What you need to do: Every entry below must be retyped exactly, and the pictures must be left out.

---------- Supplied records ----------

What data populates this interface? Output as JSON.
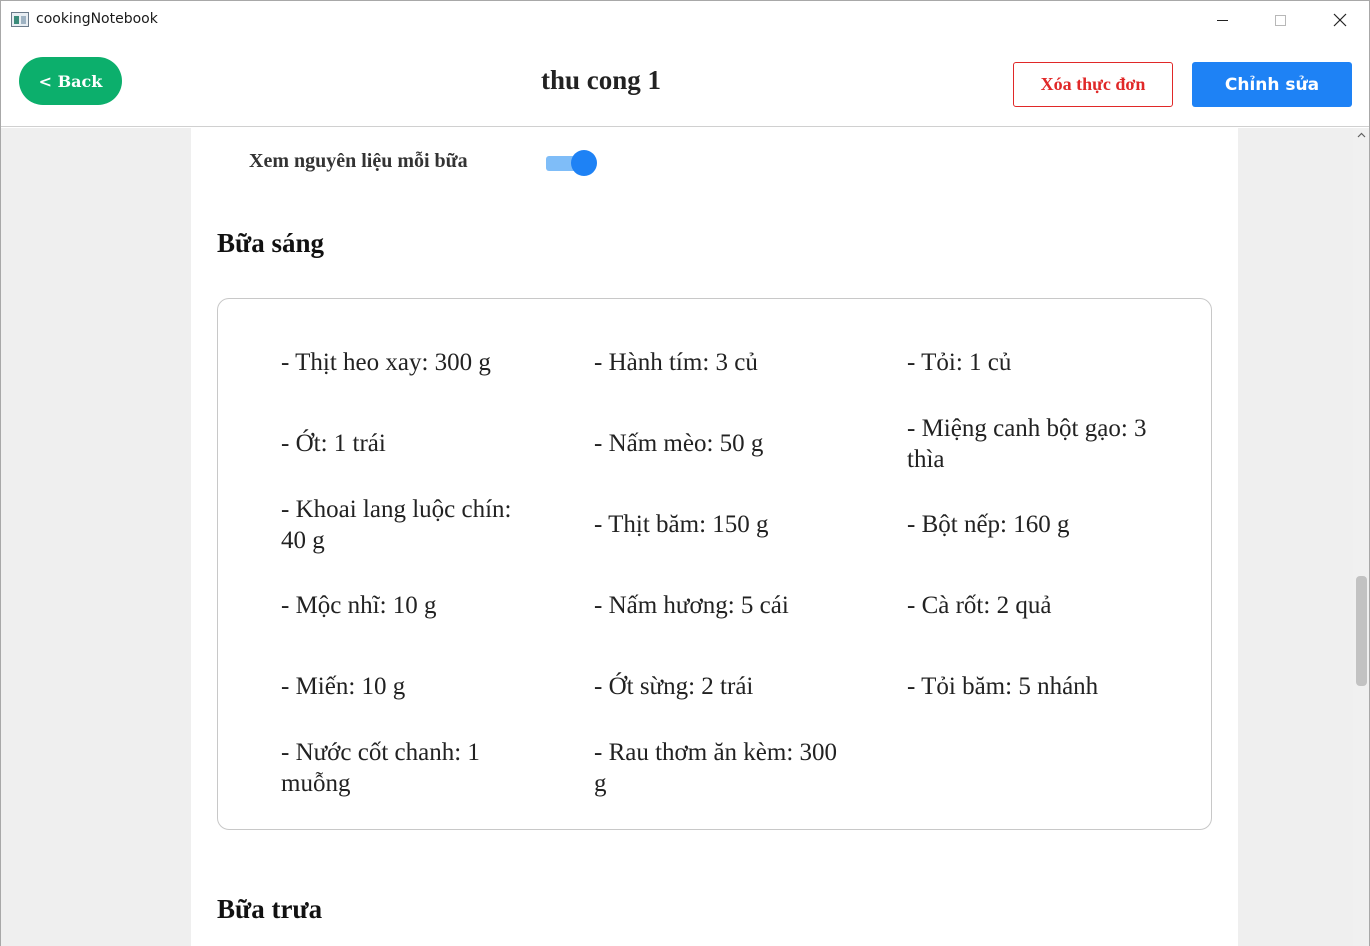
{
  "window": {
    "title": "cookingNotebook",
    "app_icon": "app-icon",
    "controls": [
      "minimize-icon",
      "maximize-icon",
      "close-icon"
    ]
  },
  "header": {
    "back_label": "< Back",
    "title": "thu cong 1",
    "delete_label": "Xóa thực đơn",
    "edit_label": "Chỉnh sửa",
    "colors": {
      "back": "#0caf6c",
      "delete": "#e02828",
      "edit": "#1e82f5"
    }
  },
  "toggle": {
    "label": "Xem nguyên liệu mỗi bữa",
    "on": true
  },
  "meals": [
    {
      "title": "Bữa sáng",
      "ingredients": [
        "- Thịt heo xay: 300 g",
        "- Hành tím: 3 củ",
        "- Tỏi: 1 củ",
        "- Ớt: 1 trái",
        "- Nấm mèo: 50 g",
        "- Miệng canh bột gạo: 3 thìa",
        "- Khoai lang luộc chín: 40 g",
        "- Thịt băm: 150 g",
        "- Bột nếp: 160 g",
        "- Mộc nhĩ: 10 g",
        "- Nấm hương: 5 cái",
        "- Cà rốt: 2 quả",
        "- Miến: 10 g",
        "- Ớt sừng: 2 trái",
        "- Tỏi băm: 5 nhánh",
        "- Nước cốt chanh: 1 muỗng",
        "- Rau thơm ăn kèm: 300 g"
      ]
    },
    {
      "title": "Bữa trưa"
    }
  ]
}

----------

Answer:
What data populates this interface? Output as JSON.
{
  "window": {
    "title": "cookingNotebook",
    "app_icon": "app-icon",
    "controls": [
      "minimize-icon",
      "maximize-icon",
      "close-icon"
    ]
  },
  "header": {
    "back_label": "< Back",
    "title": "thu cong 1",
    "delete_label": "Xóa thực đơn",
    "edit_label": "Chỉnh sửa",
    "colors": {
      "back": "#0caf6c",
      "delete": "#e02828",
      "edit": "#1e82f5"
    }
  },
  "toggle": {
    "label": "Xem nguyên liệu mỗi bữa",
    "on": true
  },
  "meals": [
    {
      "title": "Bữa sáng",
      "ingredients": [
        "- Thịt heo xay: 300 g",
        "- Hành tím: 3 củ",
        "- Tỏi: 1 củ",
        "- Ớt: 1 trái",
        "- Nấm mèo: 50 g",
        "- Miệng canh bột gạo: 3 thìa",
        "- Khoai lang luộc chín: 40 g",
        "- Thịt băm: 150 g",
        "- Bột nếp: 160 g",
        "- Mộc nhĩ: 10 g",
        "- Nấm hương: 5 cái",
        "- Cà rốt: 2 quả",
        "- Miến: 10 g",
        "- Ớt sừng: 2 trái",
        "- Tỏi băm: 5 nhánh",
        "- Nước cốt chanh: 1 muỗng",
        "- Rau thơm ăn kèm: 300 g"
      ]
    },
    {
      "title": "Bữa trưa"
    }
  ]
}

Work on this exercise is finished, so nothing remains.